[MATERIAL PROVIDED — start]

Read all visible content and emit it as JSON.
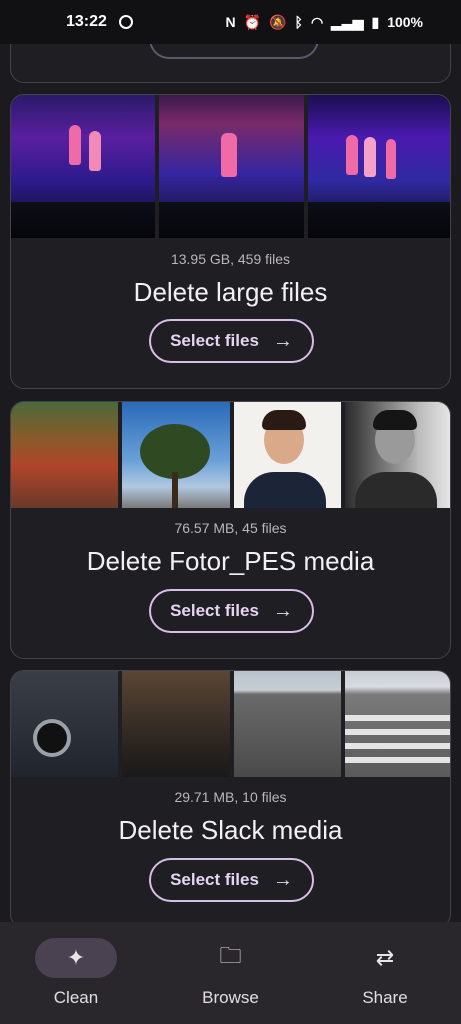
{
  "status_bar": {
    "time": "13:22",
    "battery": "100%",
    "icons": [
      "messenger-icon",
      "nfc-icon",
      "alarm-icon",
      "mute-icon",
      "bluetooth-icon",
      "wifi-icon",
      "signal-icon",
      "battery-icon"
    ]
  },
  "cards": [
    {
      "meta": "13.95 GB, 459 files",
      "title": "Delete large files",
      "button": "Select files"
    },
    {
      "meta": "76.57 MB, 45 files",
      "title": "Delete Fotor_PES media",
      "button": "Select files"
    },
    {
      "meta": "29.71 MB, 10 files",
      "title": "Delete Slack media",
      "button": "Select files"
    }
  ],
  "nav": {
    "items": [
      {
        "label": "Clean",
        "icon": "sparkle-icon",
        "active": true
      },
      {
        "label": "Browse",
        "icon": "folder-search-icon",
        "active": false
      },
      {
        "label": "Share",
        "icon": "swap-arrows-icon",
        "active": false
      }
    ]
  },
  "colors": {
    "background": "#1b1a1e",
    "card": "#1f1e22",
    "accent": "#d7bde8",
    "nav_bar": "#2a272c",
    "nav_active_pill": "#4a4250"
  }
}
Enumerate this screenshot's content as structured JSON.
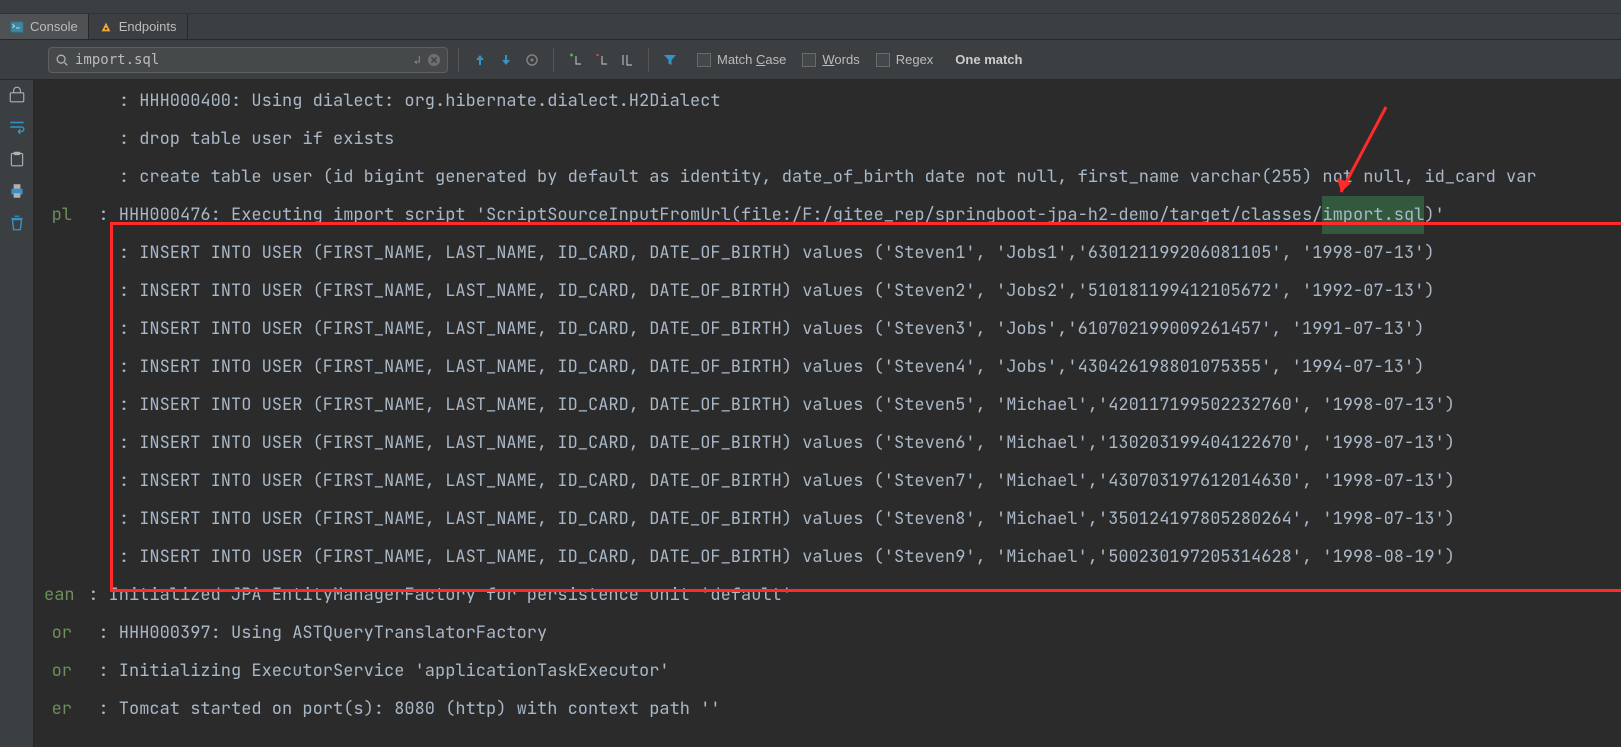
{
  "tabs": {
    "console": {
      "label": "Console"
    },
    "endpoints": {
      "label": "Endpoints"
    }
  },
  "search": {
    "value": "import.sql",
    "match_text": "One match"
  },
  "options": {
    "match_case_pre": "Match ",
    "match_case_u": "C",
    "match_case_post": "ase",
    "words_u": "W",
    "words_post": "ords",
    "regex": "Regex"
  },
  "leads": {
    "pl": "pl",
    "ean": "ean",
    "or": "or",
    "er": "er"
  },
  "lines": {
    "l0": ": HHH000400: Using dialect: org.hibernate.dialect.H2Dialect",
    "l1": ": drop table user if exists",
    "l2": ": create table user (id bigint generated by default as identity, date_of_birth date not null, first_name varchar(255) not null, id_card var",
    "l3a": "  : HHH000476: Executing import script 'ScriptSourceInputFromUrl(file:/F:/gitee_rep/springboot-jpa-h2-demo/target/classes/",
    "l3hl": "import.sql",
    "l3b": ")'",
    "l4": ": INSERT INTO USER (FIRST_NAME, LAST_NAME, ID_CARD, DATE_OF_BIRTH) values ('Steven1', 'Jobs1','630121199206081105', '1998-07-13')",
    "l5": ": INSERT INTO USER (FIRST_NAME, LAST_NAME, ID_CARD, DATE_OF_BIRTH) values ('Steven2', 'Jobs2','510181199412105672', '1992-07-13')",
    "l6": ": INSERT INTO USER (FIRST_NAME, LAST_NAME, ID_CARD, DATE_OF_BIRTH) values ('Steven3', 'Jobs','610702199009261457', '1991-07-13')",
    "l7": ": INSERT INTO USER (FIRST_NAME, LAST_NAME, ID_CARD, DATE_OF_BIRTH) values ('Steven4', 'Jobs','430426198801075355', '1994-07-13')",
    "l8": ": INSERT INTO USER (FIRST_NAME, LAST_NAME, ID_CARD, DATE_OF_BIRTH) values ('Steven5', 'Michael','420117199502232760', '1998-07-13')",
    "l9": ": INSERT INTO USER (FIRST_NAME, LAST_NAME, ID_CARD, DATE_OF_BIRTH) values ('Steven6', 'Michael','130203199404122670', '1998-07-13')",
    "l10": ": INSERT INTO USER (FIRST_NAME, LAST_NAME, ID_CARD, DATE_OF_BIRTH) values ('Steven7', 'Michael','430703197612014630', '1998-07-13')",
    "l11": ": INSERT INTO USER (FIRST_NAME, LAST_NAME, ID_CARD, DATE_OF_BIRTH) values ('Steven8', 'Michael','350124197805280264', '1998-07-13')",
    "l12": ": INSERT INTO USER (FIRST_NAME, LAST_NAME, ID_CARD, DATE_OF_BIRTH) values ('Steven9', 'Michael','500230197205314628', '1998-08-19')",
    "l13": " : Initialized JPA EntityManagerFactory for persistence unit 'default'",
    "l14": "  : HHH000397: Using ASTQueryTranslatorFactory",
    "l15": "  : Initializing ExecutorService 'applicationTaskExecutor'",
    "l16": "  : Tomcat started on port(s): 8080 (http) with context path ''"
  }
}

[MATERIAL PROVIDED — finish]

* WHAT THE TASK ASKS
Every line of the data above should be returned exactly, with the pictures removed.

* ANSWER TO THIS EXERCISE
Read all visible content and emit it as JSON.
{
  "status_bar": {
    "time": "13:22",
    "battery": "100%",
    "icons": [
      "messenger-icon",
      "nfc-icon",
      "alarm-icon",
      "mute-icon",
      "bluetooth-icon",
      "wifi-icon",
      "signal-icon",
      "battery-icon"
    ]
  },
  "cards": [
    {
      "meta": "13.95 GB, 459 files",
      "title": "Delete large files",
      "button": "Select files"
    },
    {
      "meta": "76.57 MB, 45 files",
      "title": "Delete Fotor_PES media",
      "button": "Select files"
    },
    {
      "meta": "29.71 MB, 10 files",
      "title": "Delete Slack media",
      "button": "Select files"
    }
  ],
  "nav": {
    "items": [
      {
        "label": "Clean",
        "icon": "sparkle-icon",
        "active": true
      },
      {
        "label": "Browse",
        "icon": "folder-search-icon",
        "active": false
      },
      {
        "label": "Share",
        "icon": "swap-arrows-icon",
        "active": false
      }
    ]
  },
  "colors": {
    "background": "#1b1a1e",
    "card": "#1f1e22",
    "accent": "#d7bde8",
    "nav_bar": "#2a272c",
    "nav_active_pill": "#4a4250"
  }
}
Enumerate this screenshot's content as structured JSON.
{
  "tabs": {
    "console": {
      "label": "Console"
    },
    "endpoints": {
      "label": "Endpoints"
    }
  },
  "search": {
    "value": "import.sql",
    "match_text": "One match"
  },
  "options": {
    "match_case_pre": "Match ",
    "match_case_u": "C",
    "match_case_post": "ase",
    "words_u": "W",
    "words_post": "ords",
    "regex": "Regex"
  },
  "leads": {
    "pl": "pl",
    "ean": "ean",
    "or": "or",
    "er": "er"
  },
  "lines": {
    "l0": ": HHH000400: Using dialect: org.hibernate.dialect.H2Dialect",
    "l1": ": drop table user if exists",
    "l2": ": create table user (id bigint generated by default as identity, date_of_birth date not null, first_name varchar(255) not null, id_card var",
    "l3a": "  : HHH000476: Executing import script 'ScriptSourceInputFromUrl(file:/F:/gitee_rep/springboot-jpa-h2-demo/target/classes/",
    "l3hl": "import.sql",
    "l3b": ")'",
    "l4": ": INSERT INTO USER (FIRST_NAME, LAST_NAME, ID_CARD, DATE_OF_BIRTH) values ('Steven1', 'Jobs1','630121199206081105', '1998-07-13')",
    "l5": ": INSERT INTO USER (FIRST_NAME, LAST_NAME, ID_CARD, DATE_OF_BIRTH) values ('Steven2', 'Jobs2','510181199412105672', '1992-07-13')",
    "l6": ": INSERT INTO USER (FIRST_NAME, LAST_NAME, ID_CARD, DATE_OF_BIRTH) values ('Steven3', 'Jobs','610702199009261457', '1991-07-13')",
    "l7": ": INSERT INTO USER (FIRST_NAME, LAST_NAME, ID_CARD, DATE_OF_BIRTH) values ('Steven4', 'Jobs','430426198801075355', '1994-07-13')",
    "l8": ": INSERT INTO USER (FIRST_NAME, LAST_NAME, ID_CARD, DATE_OF_BIRTH) values ('Steven5', 'Michael','420117199502232760', '1998-07-13')",
    "l9": ": INSERT INTO USER (FIRST_NAME, LAST_NAME, ID_CARD, DATE_OF_BIRTH) values ('Steven6', 'Michael','130203199404122670', '1998-07-13')",
    "l10": ": INSERT INTO USER (FIRST_NAME, LAST_NAME, ID_CARD, DATE_OF_BIRTH) values ('Steven7', 'Michael','430703197612014630', '1998-07-13')",
    "l11": ": INSERT INTO USER (FIRST_NAME, LAST_NAME, ID_CARD, DATE_OF_BIRTH) values ('Steven8', 'Michael','350124197805280264', '1998-07-13')",
    "l12": ": INSERT INTO USER (FIRST_NAME, LAST_NAME, ID_CARD, DATE_OF_BIRTH) values ('Steven9', 'Michael','500230197205314628', '1998-08-19')",
    "l13": " : Initialized JPA EntityManagerFactory for persistence unit 'default'",
    "l14": "  : HHH000397: Using ASTQueryTranslatorFactory",
    "l15": "  : Initializing ExecutorService 'applicationTaskExecutor'",
    "l16": "  : Tomcat started on port(s): 8080 (http) with context path ''"
  }
}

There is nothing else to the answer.